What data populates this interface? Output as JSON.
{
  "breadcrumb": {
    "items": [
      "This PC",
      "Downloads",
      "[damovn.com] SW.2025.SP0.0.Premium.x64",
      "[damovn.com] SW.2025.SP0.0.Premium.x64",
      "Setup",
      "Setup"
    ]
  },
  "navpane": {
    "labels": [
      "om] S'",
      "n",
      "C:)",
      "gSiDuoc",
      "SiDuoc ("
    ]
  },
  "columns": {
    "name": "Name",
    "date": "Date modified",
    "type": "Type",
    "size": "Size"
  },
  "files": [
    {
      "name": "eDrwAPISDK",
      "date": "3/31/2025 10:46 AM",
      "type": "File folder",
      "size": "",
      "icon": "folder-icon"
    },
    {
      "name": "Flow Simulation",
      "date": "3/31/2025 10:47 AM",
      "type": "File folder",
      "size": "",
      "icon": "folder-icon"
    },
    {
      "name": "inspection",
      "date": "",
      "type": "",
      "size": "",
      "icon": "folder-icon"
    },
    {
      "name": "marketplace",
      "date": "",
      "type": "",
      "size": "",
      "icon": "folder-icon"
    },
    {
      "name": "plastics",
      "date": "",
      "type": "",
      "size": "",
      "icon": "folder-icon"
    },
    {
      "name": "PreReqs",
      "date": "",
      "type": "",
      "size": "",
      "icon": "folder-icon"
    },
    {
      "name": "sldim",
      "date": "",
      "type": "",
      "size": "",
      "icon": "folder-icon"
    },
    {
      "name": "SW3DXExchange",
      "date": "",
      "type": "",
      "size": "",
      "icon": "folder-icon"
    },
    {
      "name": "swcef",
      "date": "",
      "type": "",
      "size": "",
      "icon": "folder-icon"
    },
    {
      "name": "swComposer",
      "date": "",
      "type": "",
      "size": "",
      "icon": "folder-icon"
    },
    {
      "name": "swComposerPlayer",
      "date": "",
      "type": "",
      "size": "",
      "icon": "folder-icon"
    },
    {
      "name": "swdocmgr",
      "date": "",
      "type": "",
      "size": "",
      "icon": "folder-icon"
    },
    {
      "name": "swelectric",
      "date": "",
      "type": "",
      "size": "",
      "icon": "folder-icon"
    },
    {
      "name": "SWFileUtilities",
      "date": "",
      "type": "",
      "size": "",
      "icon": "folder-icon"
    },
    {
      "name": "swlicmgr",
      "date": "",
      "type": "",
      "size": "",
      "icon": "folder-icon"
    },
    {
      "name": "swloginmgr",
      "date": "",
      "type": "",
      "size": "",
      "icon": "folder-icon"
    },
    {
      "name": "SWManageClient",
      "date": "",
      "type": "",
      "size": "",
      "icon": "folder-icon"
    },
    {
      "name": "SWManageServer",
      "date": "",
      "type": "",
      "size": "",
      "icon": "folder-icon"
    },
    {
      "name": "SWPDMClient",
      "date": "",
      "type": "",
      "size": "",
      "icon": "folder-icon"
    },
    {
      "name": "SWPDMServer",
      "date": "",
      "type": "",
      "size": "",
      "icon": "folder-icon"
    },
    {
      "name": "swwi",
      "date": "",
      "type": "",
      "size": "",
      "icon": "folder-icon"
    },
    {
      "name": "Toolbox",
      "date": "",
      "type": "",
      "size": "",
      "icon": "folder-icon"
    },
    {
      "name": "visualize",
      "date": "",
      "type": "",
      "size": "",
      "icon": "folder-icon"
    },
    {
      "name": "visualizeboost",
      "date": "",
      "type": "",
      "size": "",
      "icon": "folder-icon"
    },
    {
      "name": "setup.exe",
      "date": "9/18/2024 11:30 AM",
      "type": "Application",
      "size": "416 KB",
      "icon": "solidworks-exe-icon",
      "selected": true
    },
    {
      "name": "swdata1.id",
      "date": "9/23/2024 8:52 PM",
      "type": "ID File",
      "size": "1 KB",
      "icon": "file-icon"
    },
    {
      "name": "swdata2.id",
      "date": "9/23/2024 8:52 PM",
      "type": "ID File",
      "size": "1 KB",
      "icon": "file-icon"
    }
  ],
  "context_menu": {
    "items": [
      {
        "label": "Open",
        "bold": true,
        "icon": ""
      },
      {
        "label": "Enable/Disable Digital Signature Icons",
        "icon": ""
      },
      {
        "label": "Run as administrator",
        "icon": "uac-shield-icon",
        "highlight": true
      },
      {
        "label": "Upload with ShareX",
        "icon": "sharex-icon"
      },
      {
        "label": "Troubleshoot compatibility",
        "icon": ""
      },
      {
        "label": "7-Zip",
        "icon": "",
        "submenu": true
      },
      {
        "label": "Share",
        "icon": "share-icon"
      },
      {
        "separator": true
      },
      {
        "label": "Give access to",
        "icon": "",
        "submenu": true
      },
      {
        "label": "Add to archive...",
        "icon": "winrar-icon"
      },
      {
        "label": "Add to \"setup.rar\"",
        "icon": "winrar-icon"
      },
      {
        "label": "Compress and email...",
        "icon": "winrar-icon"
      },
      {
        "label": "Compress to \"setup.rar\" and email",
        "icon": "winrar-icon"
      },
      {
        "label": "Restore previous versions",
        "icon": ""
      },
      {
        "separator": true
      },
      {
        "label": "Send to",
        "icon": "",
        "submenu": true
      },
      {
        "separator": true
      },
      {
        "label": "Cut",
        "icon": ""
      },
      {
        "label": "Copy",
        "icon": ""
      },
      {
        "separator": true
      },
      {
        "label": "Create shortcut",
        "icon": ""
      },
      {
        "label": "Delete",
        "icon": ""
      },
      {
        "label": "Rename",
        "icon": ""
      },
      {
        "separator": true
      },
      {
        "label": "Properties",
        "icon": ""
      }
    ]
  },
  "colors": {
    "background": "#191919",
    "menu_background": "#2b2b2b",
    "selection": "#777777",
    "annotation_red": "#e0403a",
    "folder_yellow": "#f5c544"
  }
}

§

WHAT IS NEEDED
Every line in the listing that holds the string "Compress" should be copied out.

SOLUTION TO THE PROBLEM
        "label": "Compress and email...",
        "label": "Compress to \"setup.rar\" and email",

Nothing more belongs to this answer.